# What to work on:
All the entries, exactly as they read, must be written out again.

# Entries shown:
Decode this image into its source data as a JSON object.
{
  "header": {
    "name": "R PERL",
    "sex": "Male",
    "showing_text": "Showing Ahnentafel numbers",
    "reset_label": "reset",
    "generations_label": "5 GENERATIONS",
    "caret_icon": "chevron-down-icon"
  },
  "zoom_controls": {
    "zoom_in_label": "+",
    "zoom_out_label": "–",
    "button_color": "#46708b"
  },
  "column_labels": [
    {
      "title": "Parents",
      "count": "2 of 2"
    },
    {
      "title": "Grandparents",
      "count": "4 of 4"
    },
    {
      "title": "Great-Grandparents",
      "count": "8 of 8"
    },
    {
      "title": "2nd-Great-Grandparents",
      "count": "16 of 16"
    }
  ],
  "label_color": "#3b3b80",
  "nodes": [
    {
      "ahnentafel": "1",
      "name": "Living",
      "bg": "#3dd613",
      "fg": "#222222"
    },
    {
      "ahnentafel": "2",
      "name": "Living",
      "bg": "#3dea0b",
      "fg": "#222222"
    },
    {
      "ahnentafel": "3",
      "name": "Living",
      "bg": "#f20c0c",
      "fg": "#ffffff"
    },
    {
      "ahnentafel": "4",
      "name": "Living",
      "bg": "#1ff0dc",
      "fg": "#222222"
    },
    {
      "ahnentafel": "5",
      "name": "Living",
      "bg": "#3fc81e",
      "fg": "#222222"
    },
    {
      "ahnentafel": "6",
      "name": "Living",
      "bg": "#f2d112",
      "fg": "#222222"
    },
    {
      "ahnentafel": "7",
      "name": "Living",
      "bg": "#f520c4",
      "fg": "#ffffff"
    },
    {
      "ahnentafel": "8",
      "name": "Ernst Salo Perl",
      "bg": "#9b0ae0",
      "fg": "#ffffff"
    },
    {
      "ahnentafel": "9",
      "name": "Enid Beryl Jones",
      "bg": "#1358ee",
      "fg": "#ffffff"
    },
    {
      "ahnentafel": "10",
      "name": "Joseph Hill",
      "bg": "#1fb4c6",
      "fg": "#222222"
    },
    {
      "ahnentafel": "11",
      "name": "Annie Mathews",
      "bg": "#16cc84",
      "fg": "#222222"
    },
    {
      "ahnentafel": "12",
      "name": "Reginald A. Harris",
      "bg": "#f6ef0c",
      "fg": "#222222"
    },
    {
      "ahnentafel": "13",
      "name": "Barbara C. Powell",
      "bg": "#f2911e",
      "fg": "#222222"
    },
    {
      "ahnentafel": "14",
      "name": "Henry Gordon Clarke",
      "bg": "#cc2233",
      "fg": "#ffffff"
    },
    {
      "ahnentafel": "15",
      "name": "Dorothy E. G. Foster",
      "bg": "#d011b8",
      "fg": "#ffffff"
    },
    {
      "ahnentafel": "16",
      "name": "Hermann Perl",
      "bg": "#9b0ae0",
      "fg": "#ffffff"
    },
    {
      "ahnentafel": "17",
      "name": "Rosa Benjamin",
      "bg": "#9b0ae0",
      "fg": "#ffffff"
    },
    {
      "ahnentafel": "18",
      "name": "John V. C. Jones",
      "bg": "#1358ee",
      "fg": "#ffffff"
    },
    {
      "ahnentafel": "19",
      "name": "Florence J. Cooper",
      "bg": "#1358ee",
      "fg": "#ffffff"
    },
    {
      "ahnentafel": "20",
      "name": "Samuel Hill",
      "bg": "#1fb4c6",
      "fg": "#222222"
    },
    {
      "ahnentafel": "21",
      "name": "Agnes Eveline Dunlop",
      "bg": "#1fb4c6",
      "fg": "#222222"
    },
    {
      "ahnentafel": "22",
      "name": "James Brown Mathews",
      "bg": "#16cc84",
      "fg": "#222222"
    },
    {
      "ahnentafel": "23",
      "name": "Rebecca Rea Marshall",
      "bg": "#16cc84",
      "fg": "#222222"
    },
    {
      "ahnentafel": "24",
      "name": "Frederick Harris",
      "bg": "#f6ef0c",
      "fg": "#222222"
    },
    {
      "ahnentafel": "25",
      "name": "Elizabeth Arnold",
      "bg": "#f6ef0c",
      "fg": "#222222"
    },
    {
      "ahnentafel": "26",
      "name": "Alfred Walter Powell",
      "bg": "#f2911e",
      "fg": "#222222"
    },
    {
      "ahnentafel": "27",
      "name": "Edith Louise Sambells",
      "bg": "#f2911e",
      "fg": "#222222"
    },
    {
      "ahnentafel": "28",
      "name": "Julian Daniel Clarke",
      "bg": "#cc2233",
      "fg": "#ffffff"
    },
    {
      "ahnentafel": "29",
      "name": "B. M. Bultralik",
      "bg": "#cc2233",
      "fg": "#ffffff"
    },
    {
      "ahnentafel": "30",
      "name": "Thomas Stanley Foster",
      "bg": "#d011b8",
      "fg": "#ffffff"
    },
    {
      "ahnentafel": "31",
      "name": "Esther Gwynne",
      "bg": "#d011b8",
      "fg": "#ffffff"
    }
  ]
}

# Task result:
Decode this image into its source data as a JSON object.
{
  "header": {
    "name": "R PERL",
    "sex": "Male",
    "showing_text": "Showing Ahnentafel numbers",
    "reset_label": "reset",
    "generations_label": "5 GENERATIONS",
    "caret_icon": "chevron-down-icon"
  },
  "zoom_controls": {
    "zoom_in_label": "+",
    "zoom_out_label": "–",
    "button_color": "#46708b"
  },
  "column_labels": [
    {
      "title": "Parents",
      "count": "2 of 2"
    },
    {
      "title": "Grandparents",
      "count": "4 of 4"
    },
    {
      "title": "Great-Grandparents",
      "count": "8 of 8"
    },
    {
      "title": "2nd-Great-Grandparents",
      "count": "16 of 16"
    }
  ],
  "label_color": "#3b3b80",
  "nodes": [
    {
      "ahnentafel": "1",
      "name": "Living",
      "bg": "#3dd613",
      "fg": "#222222"
    },
    {
      "ahnentafel": "2",
      "name": "Living",
      "bg": "#3dea0b",
      "fg": "#222222"
    },
    {
      "ahnentafel": "3",
      "name": "Living",
      "bg": "#f20c0c",
      "fg": "#ffffff"
    },
    {
      "ahnentafel": "4",
      "name": "Living",
      "bg": "#1ff0dc",
      "fg": "#222222"
    },
    {
      "ahnentafel": "5",
      "name": "Living",
      "bg": "#3fc81e",
      "fg": "#222222"
    },
    {
      "ahnentafel": "6",
      "name": "Living",
      "bg": "#f2d112",
      "fg": "#222222"
    },
    {
      "ahnentafel": "7",
      "name": "Living",
      "bg": "#f520c4",
      "fg": "#ffffff"
    },
    {
      "ahnentafel": "8",
      "name": "Ernst Salo Perl",
      "bg": "#9b0ae0",
      "fg": "#ffffff"
    },
    {
      "ahnentafel": "9",
      "name": "Enid Beryl Jones",
      "bg": "#1358ee",
      "fg": "#ffffff"
    },
    {
      "ahnentafel": "10",
      "name": "Joseph Hill",
      "bg": "#1fb4c6",
      "fg": "#222222"
    },
    {
      "ahnentafel": "11",
      "name": "Annie Mathews",
      "bg": "#16cc84",
      "fg": "#222222"
    },
    {
      "ahnentafel": "12",
      "name": "Reginald A. Harris",
      "bg": "#f6ef0c",
      "fg": "#222222"
    },
    {
      "ahnentafel": "13",
      "name": "Barbara C. Powell",
      "bg": "#f2911e",
      "fg": "#222222"
    },
    {
      "ahnentafel": "14",
      "name": "Henry Gordon Clarke",
      "bg": "#cc2233",
      "fg": "#ffffff"
    },
    {
      "ahnentafel": "15",
      "name": "Dorothy E. G. Foster",
      "bg": "#d011b8",
      "fg": "#ffffff"
    },
    {
      "ahnentafel": "16",
      "name": "Hermann Perl",
      "bg": "#9b0ae0",
      "fg": "#ffffff"
    },
    {
      "ahnentafel": "17",
      "name": "Rosa Benjamin",
      "bg": "#9b0ae0",
      "fg": "#ffffff"
    },
    {
      "ahnentafel": "18",
      "name": "John V. C. Jones",
      "bg": "#1358ee",
      "fg": "#ffffff"
    },
    {
      "ahnentafel": "19",
      "name": "Florence J. Cooper",
      "bg": "#1358ee",
      "fg": "#ffffff"
    },
    {
      "ahnentafel": "20",
      "name": "Samuel Hill",
      "bg": "#1fb4c6",
      "fg": "#222222"
    },
    {
      "ahnentafel": "21",
      "name": "Agnes Eveline Dunlop",
      "bg": "#1fb4c6",
      "fg": "#222222"
    },
    {
      "ahnentafel": "22",
      "name": "James Brown Mathews",
      "bg": "#16cc84",
      "fg": "#222222"
    },
    {
      "ahnentafel": "23",
      "name": "Rebecca Rea Marshall",
      "bg": "#16cc84",
      "fg": "#222222"
    },
    {
      "ahnentafel": "24",
      "name": "Frederick Harris",
      "bg": "#f6ef0c",
      "fg": "#222222"
    },
    {
      "ahnentafel": "25",
      "name": "Elizabeth Arnold",
      "bg": "#f6ef0c",
      "fg": "#222222"
    },
    {
      "ahnentafel": "26",
      "name": "Alfred Walter Powell",
      "bg": "#f2911e",
      "fg": "#222222"
    },
    {
      "ahnentafel": "27",
      "name": "Edith Louise Sambells",
      "bg": "#f2911e",
      "fg": "#222222"
    },
    {
      "ahnentafel": "28",
      "name": "Julian Daniel Clarke",
      "bg": "#cc2233",
      "fg": "#ffffff"
    },
    {
      "ahnentafel": "29",
      "name": "B. M. Bultralik",
      "bg": "#cc2233",
      "fg": "#ffffff"
    },
    {
      "ahnentafel": "30",
      "name": "Thomas Stanley Foster",
      "bg": "#d011b8",
      "fg": "#ffffff"
    },
    {
      "ahnentafel": "31",
      "name": "Esther Gwynne",
      "bg": "#d011b8",
      "fg": "#ffffff"
    }
  ]
}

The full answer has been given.